What can I expect?
During your first visit to our department you will see a Radiation Oncologist (physician), who will obtain a complete history and perform a physical examination. A second appointment may be needed for treatment planning (simulation). This involves taking some regular X-rays in order to accurately plan the area to be treated. It may not be until the third appointment, therefore, that you will receive your first treatment. In a few cases, however, patients may be treated during their first or second visit.
The treatment itself is painless. You will be required to lie completely still during treatment; however, this should not be uncomfortable, since the treatment rarely takes more than a few minutes. You will be alone in the room while you are receiving the radiation, but the technologist can see you on at TV screen and can hear you through an intercom.
When are treatments usually given?
Treatments are usually given each day of the week, Monday - Friday. In most cases, you will be treated at the same time every day. Occasionally, scheduling conflicts arise and your appointment time may have to be changed or delayed.
The Radiation Oncologist will meet with you weekly while you are on treatment. This will be done immediately after your radiation treatment. The nurse is available daily for any concerns you may have. During the course of Radiation Therapy, it is important that you eat a well-balanced diet and plan for adequate rest. In many cases, your level of daily activity does not have to be restricted. However, you should ask your physician or nurse about any restrictions that might apply to you.
No two people are exactly alike
It is important to remember that no two centers or treatment plans are exactly alike either. The experience of other patients may not apply to you. Your doctor and nurse know you as an individual. They can provide you with the best answers to your questions or concerns.
What is a portal film?
During radiation therapy treatments, the therapist will be taking verification x-rays or portal films once a week. These films are necessary to check treatment alignment. The films simply verify that the markings that have been placed on you or on your immobilization device, used during your treatment have not shifted from their original placement. It is critical that your treatment positions are reproduced on a daily basis in order to have the best results. The films do not give us information about tumor response during radiation therapy.
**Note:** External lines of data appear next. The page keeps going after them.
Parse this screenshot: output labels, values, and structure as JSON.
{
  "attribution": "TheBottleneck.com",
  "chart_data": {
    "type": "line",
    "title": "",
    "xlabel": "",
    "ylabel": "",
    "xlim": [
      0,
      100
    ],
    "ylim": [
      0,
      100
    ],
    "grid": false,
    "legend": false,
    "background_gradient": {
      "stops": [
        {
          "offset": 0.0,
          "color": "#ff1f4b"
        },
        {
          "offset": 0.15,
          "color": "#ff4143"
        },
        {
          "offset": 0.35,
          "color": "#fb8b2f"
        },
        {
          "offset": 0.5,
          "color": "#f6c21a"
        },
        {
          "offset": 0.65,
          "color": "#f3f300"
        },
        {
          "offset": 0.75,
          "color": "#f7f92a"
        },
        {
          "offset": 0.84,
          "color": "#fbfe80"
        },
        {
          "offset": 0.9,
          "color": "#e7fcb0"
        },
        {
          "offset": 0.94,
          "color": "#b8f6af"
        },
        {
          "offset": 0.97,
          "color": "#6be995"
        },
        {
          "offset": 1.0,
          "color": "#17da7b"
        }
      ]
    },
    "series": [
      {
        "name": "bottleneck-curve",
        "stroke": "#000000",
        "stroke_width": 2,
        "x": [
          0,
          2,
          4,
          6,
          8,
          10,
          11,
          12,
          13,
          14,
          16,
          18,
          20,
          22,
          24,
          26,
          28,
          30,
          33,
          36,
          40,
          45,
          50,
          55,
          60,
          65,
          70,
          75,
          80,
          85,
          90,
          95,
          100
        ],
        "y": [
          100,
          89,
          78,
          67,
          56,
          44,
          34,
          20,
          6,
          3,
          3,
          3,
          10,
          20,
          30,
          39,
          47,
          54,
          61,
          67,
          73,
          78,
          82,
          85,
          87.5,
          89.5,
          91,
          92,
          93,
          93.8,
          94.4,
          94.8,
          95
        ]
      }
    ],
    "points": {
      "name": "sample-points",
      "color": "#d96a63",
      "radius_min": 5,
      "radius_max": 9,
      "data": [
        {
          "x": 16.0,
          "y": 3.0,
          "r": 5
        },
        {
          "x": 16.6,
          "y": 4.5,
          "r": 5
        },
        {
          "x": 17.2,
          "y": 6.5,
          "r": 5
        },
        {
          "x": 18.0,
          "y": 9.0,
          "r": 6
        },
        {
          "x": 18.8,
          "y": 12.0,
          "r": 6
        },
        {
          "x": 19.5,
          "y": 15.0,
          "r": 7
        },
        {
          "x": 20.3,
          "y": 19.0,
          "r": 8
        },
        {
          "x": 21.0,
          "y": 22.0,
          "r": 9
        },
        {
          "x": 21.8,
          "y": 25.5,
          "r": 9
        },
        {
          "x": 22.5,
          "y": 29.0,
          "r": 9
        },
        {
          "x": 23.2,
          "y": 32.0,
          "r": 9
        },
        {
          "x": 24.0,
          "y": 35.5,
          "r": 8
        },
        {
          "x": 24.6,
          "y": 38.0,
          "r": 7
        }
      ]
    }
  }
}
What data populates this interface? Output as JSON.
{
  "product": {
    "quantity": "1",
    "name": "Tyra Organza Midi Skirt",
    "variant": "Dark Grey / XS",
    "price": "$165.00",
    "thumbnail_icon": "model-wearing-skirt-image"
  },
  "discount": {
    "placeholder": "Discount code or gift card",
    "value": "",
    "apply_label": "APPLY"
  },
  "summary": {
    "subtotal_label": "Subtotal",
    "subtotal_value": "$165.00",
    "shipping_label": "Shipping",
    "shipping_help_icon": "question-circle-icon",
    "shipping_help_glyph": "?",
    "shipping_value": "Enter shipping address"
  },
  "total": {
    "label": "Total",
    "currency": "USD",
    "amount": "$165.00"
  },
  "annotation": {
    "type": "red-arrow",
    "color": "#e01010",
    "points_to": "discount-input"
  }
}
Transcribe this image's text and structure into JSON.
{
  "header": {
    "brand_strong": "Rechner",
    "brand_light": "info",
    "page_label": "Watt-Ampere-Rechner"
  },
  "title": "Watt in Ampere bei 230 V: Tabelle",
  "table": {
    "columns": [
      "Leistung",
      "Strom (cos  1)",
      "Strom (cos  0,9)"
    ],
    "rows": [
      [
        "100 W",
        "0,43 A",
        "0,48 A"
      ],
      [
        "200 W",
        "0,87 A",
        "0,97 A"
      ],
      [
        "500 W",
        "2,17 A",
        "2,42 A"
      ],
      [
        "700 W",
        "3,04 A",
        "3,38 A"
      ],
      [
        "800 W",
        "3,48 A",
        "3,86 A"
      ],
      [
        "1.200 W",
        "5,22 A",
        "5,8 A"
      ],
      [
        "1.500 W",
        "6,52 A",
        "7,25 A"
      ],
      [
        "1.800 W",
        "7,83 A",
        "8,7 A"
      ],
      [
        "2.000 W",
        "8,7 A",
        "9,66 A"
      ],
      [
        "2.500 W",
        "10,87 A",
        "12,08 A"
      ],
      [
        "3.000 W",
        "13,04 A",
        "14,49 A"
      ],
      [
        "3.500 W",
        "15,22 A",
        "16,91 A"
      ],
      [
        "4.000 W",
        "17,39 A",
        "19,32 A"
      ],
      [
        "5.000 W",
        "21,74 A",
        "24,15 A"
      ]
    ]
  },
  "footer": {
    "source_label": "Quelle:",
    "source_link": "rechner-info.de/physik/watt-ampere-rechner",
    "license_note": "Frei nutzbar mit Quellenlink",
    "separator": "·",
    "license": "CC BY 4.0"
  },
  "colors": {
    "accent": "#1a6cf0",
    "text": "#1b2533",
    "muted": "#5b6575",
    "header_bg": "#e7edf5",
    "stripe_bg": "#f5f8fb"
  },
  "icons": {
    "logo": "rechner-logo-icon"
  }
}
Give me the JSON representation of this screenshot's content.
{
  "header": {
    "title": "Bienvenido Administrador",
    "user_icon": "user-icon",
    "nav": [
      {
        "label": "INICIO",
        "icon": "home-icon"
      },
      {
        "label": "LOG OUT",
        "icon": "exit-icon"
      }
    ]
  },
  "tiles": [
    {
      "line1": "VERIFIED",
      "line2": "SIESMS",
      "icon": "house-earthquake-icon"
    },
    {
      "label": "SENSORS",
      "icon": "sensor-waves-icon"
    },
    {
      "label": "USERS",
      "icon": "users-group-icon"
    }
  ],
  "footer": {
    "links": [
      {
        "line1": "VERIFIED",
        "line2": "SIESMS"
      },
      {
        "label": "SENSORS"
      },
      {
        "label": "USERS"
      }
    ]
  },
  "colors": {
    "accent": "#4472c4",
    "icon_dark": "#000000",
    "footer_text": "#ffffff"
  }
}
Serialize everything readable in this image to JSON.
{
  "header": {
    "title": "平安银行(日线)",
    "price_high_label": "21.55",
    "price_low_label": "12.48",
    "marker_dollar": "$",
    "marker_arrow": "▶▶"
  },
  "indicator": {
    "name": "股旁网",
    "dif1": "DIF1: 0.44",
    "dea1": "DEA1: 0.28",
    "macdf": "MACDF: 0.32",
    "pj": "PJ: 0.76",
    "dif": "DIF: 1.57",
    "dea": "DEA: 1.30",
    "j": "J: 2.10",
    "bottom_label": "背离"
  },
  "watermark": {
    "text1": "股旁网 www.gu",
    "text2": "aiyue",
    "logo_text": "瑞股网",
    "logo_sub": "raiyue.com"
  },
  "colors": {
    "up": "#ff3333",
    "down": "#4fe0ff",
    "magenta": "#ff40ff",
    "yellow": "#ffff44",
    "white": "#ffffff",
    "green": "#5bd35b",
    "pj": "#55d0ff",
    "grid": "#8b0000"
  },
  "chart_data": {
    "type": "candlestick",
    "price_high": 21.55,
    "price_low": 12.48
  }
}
If there are any problems
Please notify your doctor or nurse of any change in your condition, especially if you are experiencing any discomfort. If you are unable to make a scheduled appointment because of an emergency, call the Radiation Oncology Department at (603) 650-6600. In order to reach the Radiation Oncologist at nights or on weekends, call (603) 650-5000 and ask the page operator to contact the Radiation Oncologist on Call.
What is radiation therapy?
Radiation therapy is one of the most common treatments for cancer, used in more than half of all cancer cases. In radiation therapy, we use high-energy rays to destroy cancer cells in your body. The radiation is delivered by a special machine called a linear accelerator, pictured at right, or by radioactive substances that are implanted or injected.
Norris Cotton Cancer Center's Radiation Oncology team uses the most advanced computer planning and treatment delivery systems to precisely deliver the radiation. Your safety is of paramount importance to us.
What is a radiation oncologist?
The radiation oncologist is a physician who specializes in using radiation to treat cancer and some benign diseases. During your consultation, the radiation oncologist discusses treatment options and advises on the best treatment for you. The radiation oncologist works closely with other cancer specialists and healthcare professionals involved in your care and meets with you on a regular basis to check on the status of your treatment.
Who else is on my treatment team?
A team of medical professionals, in addition to your radiation oncologist, cares for you during your therapy. A radiation nurse helps coordinate your care, answers questions about your treatment and helps manage side effects. Radiation therapists position you for daily treatments and ensure the accuracy of the radiation delivery. Behind the scenes, other professionals ensure that the treatment machine consistently delivers the correct dose of radiation required for your treatment.
The Registered Nurse or LPN will give you specific instructions related to your care during radiation therapy. She will meet with you frequently to discuss any problems, questions, or concerns you may have regarding your treatment
The Therapist will actually be giving you your daily treatment. The therapist, who has been specially trained in a certified school of radiologic technology, works closely with your physician and nurse. The technologist will deal with any requests you may have related to your appointments for treatment.
The Social Worker is available upon request to provide assistance with social or psychological concerns related to diagnosis and treatment. Those concerns or problems may pertain to transportation, lodging, finances, and the emotional issues surrounding this experience.
Each patient is treated as an individual and receives the focused attention of a team of physicians, oncology nurses, and other professionals who are experts in serving the broad needs of patients with cancer.